In a Teaching, Wildlife, and Diving programme, you get the opportunity to make an impact in both an educational and a conservational sense. In the last four weeks, I have been staying in the Hellville community house along with other Frontier volunteers. The programme has offered such a diverse teaching experience; from visiting a local orphanage for children with polio, to teaching school children and youth club members, I have seen so many students develop in both confidence and ability. Over the course of consecutive lessons, you bond with the students that you teach, you learn their strengths and limitations, and you build upon these.

On my first lesson I taught greetings and it was incredible to see the enthusiasm and concentration on the kids' faces. During recap, it was clear how far even a short lesson can hold an impact on a child's educational development. Particularly with Frontier, I know that when I leave in two weeks, there will be another volunteer building upon the impact that I have made in my last 4 weeks, and creating an impact of their own. With this in mind, it is reassuring to know that Frontier leave an ongoing footprint in the Nosy Be community. So far, teaching students English at youth club has been the highlight of my work. Over the course of three lessons per week, their development of both grammatical and conversational skills has been clear.

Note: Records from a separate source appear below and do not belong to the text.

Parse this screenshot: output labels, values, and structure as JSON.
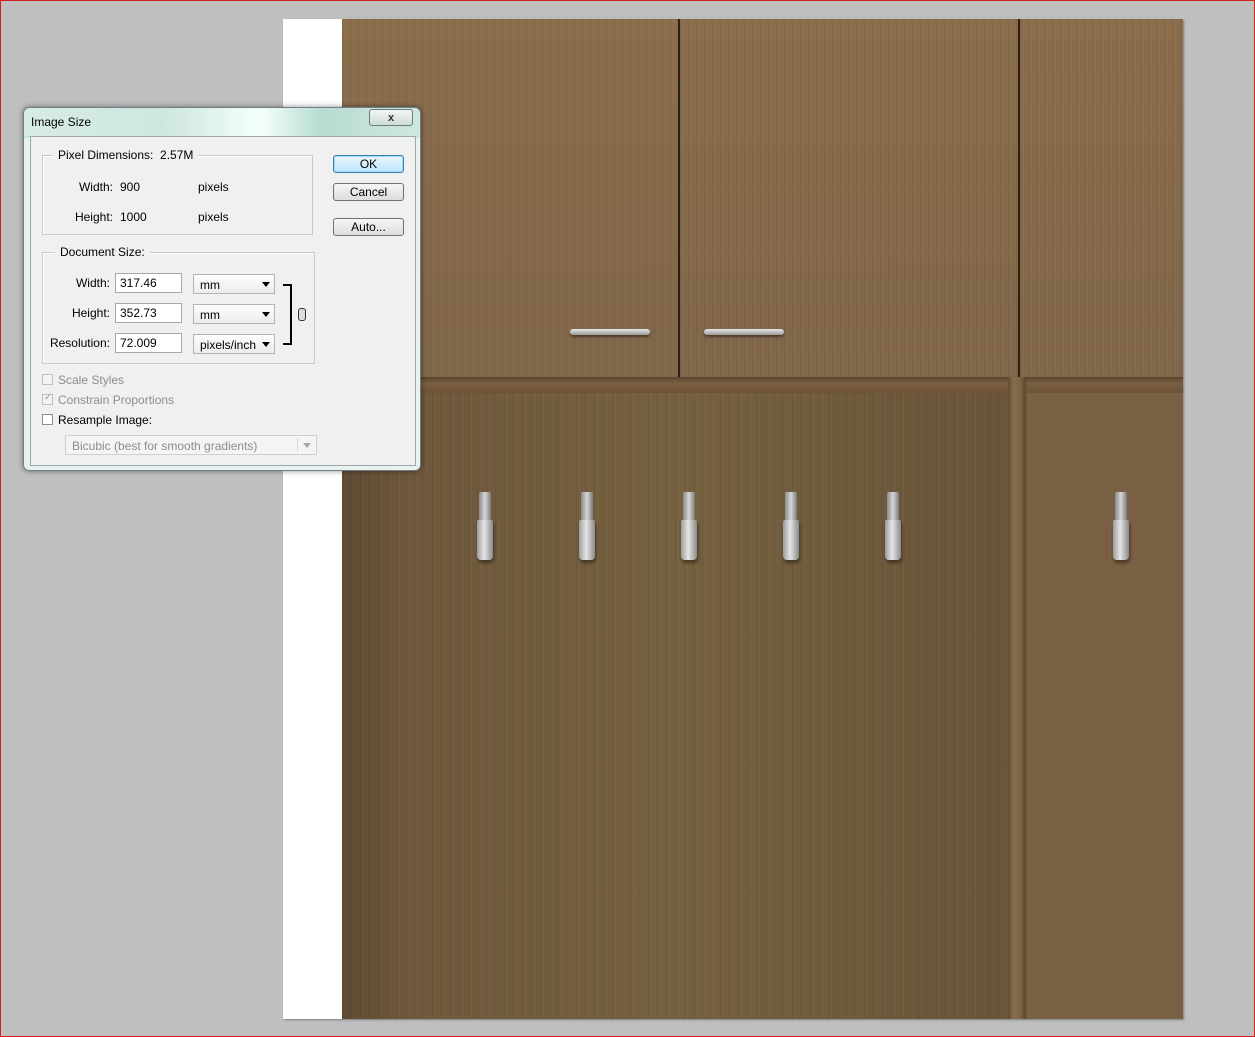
{
  "dialog": {
    "title": "Image Size",
    "close_glyph": "x",
    "pixel_dimensions": {
      "legend": "Pixel Dimensions:",
      "total": "2.57M",
      "width_label": "Width:",
      "width_value": "900",
      "width_unit": "pixels",
      "height_label": "Height:",
      "height_value": "1000",
      "height_unit": "pixels"
    },
    "document_size": {
      "legend": "Document Size:",
      "width_label": "Width:",
      "width_value": "317.46",
      "width_unit": "mm",
      "height_label": "Height:",
      "height_value": "352.73",
      "height_unit": "mm",
      "resolution_label": "Resolution:",
      "resolution_value": "72.009",
      "resolution_unit": "pixels/inch"
    },
    "buttons": {
      "ok": "OK",
      "cancel": "Cancel",
      "auto": "Auto..."
    },
    "options": {
      "scale_styles": {
        "label": "Scale Styles",
        "checked": false,
        "enabled": false
      },
      "constrain_proportions": {
        "label": "Constrain Proportions",
        "checked": true,
        "enabled": false
      },
      "resample_image": {
        "label": "Resample Image:",
        "checked": false,
        "enabled": true
      },
      "resample_method": "Bicubic (best for smooth gradients)"
    }
  },
  "colors": {
    "workspace": "#bfbfbf",
    "frame_border": "#d02020",
    "wood": "#7c6344",
    "ok_button_accent": "#3c7fb1"
  },
  "icons": {
    "chain": "chain-link-icon",
    "close": "close-icon",
    "dropdown": "chevron-down-icon"
  }
}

Touching on ideas of faith, science and creativity in debate style conversation, not only have the students developed opinions of such issues, but as a volunteer, I have learnt so much about their own culture and faith. It is incredible to learn about a culture so diverse from that back home.

On the weekends, community volunteers head to camp in Ambalahonko and stay there until Saturday morning. On the Thursday nights, we play a Frontier versus villagers Ultimate Frisbee game. Despite our brutal efforts, and occasionally having almost double the team members of the opposition, we never fail to lose against the Olympic standard locals. It's so great to be able connect with the locals in such a way, and at Victor’s traditional food buffet every Friday, you experience food at its best and experience a Malagasy party like no other. On a Frontier Madagascar project, every experience is a first. Whether it's jumping from the waterfalls, to dancing at a village baby reveal party, to aiding a child's educational development, Frontier has not failed to deliver the most incredible 4 weeks of my life so far. Now for the next 2 weeks!

By Sophie Hind - Teaching, Wildlife & Diving Volunteer

Find out more about Frontier's volunteering projects in Madagascar.

Check out what volunteers in Madagascar are up to right now!